··· EXTRACTED MATERIAL ···

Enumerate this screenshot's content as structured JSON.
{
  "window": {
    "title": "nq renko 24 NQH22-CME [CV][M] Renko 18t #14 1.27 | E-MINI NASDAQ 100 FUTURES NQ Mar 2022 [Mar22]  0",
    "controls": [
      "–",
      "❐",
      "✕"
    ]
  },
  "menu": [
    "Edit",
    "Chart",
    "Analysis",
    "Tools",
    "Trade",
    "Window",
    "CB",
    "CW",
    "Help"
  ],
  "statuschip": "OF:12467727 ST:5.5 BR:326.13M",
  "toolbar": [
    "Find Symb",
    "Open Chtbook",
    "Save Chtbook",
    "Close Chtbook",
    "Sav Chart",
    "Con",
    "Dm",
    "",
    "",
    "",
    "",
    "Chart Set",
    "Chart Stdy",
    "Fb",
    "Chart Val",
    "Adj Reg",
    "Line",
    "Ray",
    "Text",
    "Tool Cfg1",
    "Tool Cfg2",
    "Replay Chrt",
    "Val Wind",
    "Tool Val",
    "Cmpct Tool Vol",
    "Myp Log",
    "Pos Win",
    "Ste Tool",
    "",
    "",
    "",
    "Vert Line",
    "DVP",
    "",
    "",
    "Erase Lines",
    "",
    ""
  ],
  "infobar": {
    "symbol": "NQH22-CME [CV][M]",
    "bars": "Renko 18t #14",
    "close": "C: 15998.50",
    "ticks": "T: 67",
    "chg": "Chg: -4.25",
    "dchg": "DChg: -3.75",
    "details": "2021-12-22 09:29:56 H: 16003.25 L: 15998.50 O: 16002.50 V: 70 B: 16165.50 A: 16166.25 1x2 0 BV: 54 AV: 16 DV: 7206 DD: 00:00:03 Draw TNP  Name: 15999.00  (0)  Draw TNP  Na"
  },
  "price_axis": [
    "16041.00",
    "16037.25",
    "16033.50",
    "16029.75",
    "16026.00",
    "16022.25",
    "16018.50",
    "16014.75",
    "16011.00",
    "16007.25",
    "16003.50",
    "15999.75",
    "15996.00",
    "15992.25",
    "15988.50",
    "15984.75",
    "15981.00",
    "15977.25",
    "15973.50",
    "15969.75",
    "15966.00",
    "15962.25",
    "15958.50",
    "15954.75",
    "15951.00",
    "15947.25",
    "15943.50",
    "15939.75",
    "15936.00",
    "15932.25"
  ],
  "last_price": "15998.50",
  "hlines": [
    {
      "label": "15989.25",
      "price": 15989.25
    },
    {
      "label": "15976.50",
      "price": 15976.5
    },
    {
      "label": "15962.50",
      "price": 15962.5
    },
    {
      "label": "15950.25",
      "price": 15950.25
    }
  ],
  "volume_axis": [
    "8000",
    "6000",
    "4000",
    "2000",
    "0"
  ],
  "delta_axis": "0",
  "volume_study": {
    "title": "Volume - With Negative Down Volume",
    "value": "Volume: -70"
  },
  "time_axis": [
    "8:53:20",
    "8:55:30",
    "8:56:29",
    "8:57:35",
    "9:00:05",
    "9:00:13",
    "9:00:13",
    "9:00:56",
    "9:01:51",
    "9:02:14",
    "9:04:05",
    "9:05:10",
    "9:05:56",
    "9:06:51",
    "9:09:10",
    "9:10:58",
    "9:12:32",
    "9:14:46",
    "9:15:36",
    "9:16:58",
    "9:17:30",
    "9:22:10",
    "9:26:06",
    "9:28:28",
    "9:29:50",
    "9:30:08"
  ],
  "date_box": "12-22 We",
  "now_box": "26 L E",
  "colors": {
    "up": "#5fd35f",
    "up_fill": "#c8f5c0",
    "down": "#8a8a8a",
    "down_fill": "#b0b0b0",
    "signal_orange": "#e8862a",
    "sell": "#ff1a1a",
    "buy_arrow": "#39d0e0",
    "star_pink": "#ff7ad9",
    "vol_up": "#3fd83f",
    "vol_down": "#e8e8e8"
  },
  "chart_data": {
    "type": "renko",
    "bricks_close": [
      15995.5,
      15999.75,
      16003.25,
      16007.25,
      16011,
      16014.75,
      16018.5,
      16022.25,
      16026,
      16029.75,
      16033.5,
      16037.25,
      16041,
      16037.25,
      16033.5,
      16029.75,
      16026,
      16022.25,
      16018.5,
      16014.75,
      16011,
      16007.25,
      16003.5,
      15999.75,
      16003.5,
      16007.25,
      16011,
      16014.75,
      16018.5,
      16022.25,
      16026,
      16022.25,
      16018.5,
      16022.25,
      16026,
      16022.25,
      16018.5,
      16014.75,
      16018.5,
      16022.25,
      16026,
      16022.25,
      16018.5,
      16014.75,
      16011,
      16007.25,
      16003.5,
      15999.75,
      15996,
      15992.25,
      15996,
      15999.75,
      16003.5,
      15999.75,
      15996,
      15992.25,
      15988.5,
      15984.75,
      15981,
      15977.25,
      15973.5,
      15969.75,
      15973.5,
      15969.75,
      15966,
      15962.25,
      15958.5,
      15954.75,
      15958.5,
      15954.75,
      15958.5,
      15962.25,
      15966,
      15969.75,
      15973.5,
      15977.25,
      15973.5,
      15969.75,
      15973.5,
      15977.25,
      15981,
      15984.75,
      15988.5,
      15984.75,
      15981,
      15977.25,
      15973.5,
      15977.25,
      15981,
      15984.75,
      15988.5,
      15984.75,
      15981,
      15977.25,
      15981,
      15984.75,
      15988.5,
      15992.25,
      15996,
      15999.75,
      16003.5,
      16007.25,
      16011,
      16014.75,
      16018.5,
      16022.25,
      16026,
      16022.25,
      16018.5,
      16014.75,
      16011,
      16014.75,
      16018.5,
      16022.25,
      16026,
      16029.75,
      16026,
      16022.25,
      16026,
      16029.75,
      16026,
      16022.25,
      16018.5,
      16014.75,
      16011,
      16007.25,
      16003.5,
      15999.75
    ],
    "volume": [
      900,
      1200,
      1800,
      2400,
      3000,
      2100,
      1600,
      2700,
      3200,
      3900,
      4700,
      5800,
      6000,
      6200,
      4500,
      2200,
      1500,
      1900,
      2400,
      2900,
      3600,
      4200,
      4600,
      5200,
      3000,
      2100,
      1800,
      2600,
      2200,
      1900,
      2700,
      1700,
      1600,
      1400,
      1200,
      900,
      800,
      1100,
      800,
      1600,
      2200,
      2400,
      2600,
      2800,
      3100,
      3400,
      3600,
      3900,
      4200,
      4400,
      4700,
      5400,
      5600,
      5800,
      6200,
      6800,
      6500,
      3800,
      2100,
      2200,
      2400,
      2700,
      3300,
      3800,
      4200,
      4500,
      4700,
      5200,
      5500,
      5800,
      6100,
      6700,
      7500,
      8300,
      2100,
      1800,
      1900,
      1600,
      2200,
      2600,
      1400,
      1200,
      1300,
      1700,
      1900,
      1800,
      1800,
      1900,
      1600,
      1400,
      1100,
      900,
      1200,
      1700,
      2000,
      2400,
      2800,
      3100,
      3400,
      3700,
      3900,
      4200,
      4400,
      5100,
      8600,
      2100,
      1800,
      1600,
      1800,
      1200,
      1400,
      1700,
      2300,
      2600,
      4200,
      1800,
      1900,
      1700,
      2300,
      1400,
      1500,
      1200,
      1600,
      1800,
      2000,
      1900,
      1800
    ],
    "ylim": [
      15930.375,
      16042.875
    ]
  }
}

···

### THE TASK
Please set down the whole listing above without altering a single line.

### EXERCISE SOLUTION
Enumerate this screenshot's content as structured JSON.
{
  "window": {
    "title": "nq renko 24 NQH22-CME [CV][M] Renko 18t #14 1.27 | E-MINI NASDAQ 100 FUTURES NQ Mar 2022 [Mar22]  0",
    "controls": [
      "–",
      "❐",
      "✕"
    ]
  },
  "menu": [
    "Edit",
    "Chart",
    "Analysis",
    "Tools",
    "Trade",
    "Window",
    "CB",
    "CW",
    "Help"
  ],
  "statuschip": "OF:12467727 ST:5.5 BR:326.13M",
  "toolbar": [
    "Find Symb",
    "Open Chtbook",
    "Save Chtbook",
    "Close Chtbook",
    "Sav Chart",
    "Con",
    "Dm",
    "",
    "",
    "",
    "",
    "Chart Set",
    "Chart Stdy",
    "Fb",
    "Chart Val",
    "Adj Reg",
    "Line",
    "Ray",
    "Text",
    "Tool Cfg1",
    "Tool Cfg2",
    "Replay Chrt",
    "Val Wind",
    "Tool Val",
    "Cmpct Tool Vol",
    "Myp Log",
    "Pos Win",
    "Ste Tool",
    "",
    "",
    "",
    "Vert Line",
    "DVP",
    "",
    "",
    "Erase Lines",
    "",
    ""
  ],
  "infobar": {
    "symbol": "NQH22-CME [CV][M]",
    "bars": "Renko 18t #14",
    "close": "C: 15998.50",
    "ticks": "T: 67",
    "chg": "Chg: -4.25",
    "dchg": "DChg: -3.75",
    "details": "2021-12-22 09:29:56 H: 16003.25 L: 15998.50 O: 16002.50 V: 70 B: 16165.50 A: 16166.25 1x2 0 BV: 54 AV: 16 DV: 7206 DD: 00:00:03 Draw TNP  Name: 15999.00  (0)  Draw TNP  Na"
  },
  "price_axis": [
    "16041.00",
    "16037.25",
    "16033.50",
    "16029.75",
    "16026.00",
    "16022.25",
    "16018.50",
    "16014.75",
    "16011.00",
    "16007.25",
    "16003.50",
    "15999.75",
    "15996.00",
    "15992.25",
    "15988.50",
    "15984.75",
    "15981.00",
    "15977.25",
    "15973.50",
    "15969.75",
    "15966.00",
    "15962.25",
    "15958.50",
    "15954.75",
    "15951.00",
    "15947.25",
    "15943.50",
    "15939.75",
    "15936.00",
    "15932.25"
  ],
  "last_price": "15998.50",
  "hlines": [
    {
      "label": "15989.25",
      "price": 15989.25
    },
    {
      "label": "15976.50",
      "price": 15976.5
    },
    {
      "label": "15962.50",
      "price": 15962.5
    },
    {
      "label": "15950.25",
      "price": 15950.25
    }
  ],
  "volume_axis": [
    "8000",
    "6000",
    "4000",
    "2000",
    "0"
  ],
  "delta_axis": "0",
  "volume_study": {
    "title": "Volume - With Negative Down Volume",
    "value": "Volume: -70"
  },
  "time_axis": [
    "8:53:20",
    "8:55:30",
    "8:56:29",
    "8:57:35",
    "9:00:05",
    "9:00:13",
    "9:00:13",
    "9:00:56",
    "9:01:51",
    "9:02:14",
    "9:04:05",
    "9:05:10",
    "9:05:56",
    "9:06:51",
    "9:09:10",
    "9:10:58",
    "9:12:32",
    "9:14:46",
    "9:15:36",
    "9:16:58",
    "9:17:30",
    "9:22:10",
    "9:26:06",
    "9:28:28",
    "9:29:50",
    "9:30:08"
  ],
  "date_box": "12-22 We",
  "now_box": "26 L E",
  "colors": {
    "up": "#5fd35f",
    "up_fill": "#c8f5c0",
    "down": "#8a8a8a",
    "down_fill": "#b0b0b0",
    "signal_orange": "#e8862a",
    "sell": "#ff1a1a",
    "buy_arrow": "#39d0e0",
    "star_pink": "#ff7ad9",
    "vol_up": "#3fd83f",
    "vol_down": "#e8e8e8"
  },
  "chart_data": {
    "type": "renko",
    "bricks_close": [
      15995.5,
      15999.75,
      16003.25,
      16007.25,
      16011,
      16014.75,
      16018.5,
      16022.25,
      16026,
      16029.75,
      16033.5,
      16037.25,
      16041,
      16037.25,
      16033.5,
      16029.75,
      16026,
      16022.25,
      16018.5,
      16014.75,
      16011,
      16007.25,
      16003.5,
      15999.75,
      16003.5,
      16007.25,
      16011,
      16014.75,
      16018.5,
      16022.25,
      16026,
      16022.25,
      16018.5,
      16022.25,
      16026,
      16022.25,
      16018.5,
      16014.75,
      16018.5,
      16022.25,
      16026,
      16022.25,
      16018.5,
      16014.75,
      16011,
      16007.25,
      16003.5,
      15999.75,
      15996,
      15992.25,
      15996,
      15999.75,
      16003.5,
      15999.75,
      15996,
      15992.25,
      15988.5,
      15984.75,
      15981,
      15977.25,
      15973.5,
      15969.75,
      15973.5,
      15969.75,
      15966,
      15962.25,
      15958.5,
      15954.75,
      15958.5,
      15954.75,
      15958.5,
      15962.25,
      15966,
      15969.75,
      15973.5,
      15977.25,
      15973.5,
      15969.75,
      15973.5,
      15977.25,
      15981,
      15984.75,
      15988.5,
      15984.75,
      15981,
      15977.25,
      15973.5,
      15977.25,
      15981,
      15984.75,
      15988.5,
      15984.75,
      15981,
      15977.25,
      15981,
      15984.75,
      15988.5,
      15992.25,
      15996,
      15999.75,
      16003.5,
      16007.25,
      16011,
      16014.75,
      16018.5,
      16022.25,
      16026,
      16022.25,
      16018.5,
      16014.75,
      16011,
      16014.75,
      16018.5,
      16022.25,
      16026,
      16029.75,
      16026,
      16022.25,
      16026,
      16029.75,
      16026,
      16022.25,
      16018.5,
      16014.75,
      16011,
      16007.25,
      16003.5,
      15999.75
    ],
    "volume": [
      900,
      1200,
      1800,
      2400,
      3000,
      2100,
      1600,
      2700,
      3200,
      3900,
      4700,
      5800,
      6000,
      6200,
      4500,
      2200,
      1500,
      1900,
      2400,
      2900,
      3600,
      4200,
      4600,
      5200,
      3000,
      2100,
      1800,
      2600,
      2200,
      1900,
      2700,
      1700,
      1600,
      1400,
      1200,
      900,
      800,
      1100,
      800,
      1600,
      2200,
      2400,
      2600,
      2800,
      3100,
      3400,
      3600,
      3900,
      4200,
      4400,
      4700,
      5400,
      5600,
      5800,
      6200,
      6800,
      6500,
      3800,
      2100,
      2200,
      2400,
      2700,
      3300,
      3800,
      4200,
      4500,
      4700,
      5200,
      5500,
      5800,
      6100,
      6700,
      7500,
      8300,
      2100,
      1800,
      1900,
      1600,
      2200,
      2600,
      1400,
      1200,
      1300,
      1700,
      1900,
      1800,
      1800,
      1900,
      1600,
      1400,
      1100,
      900,
      1200,
      1700,
      2000,
      2400,
      2800,
      3100,
      3400,
      3700,
      3900,
      4200,
      4400,
      5100,
      8600,
      2100,
      1800,
      1600,
      1800,
      1200,
      1400,
      1700,
      2300,
      2600,
      4200,
      1800,
      1900,
      1700,
      2300,
      1400,
      1500,
      1200,
      1600,
      1800,
      2000,
      1900,
      1800
    ],
    "ylim": [
      15930.375,
      16042.875
    ]
  }
}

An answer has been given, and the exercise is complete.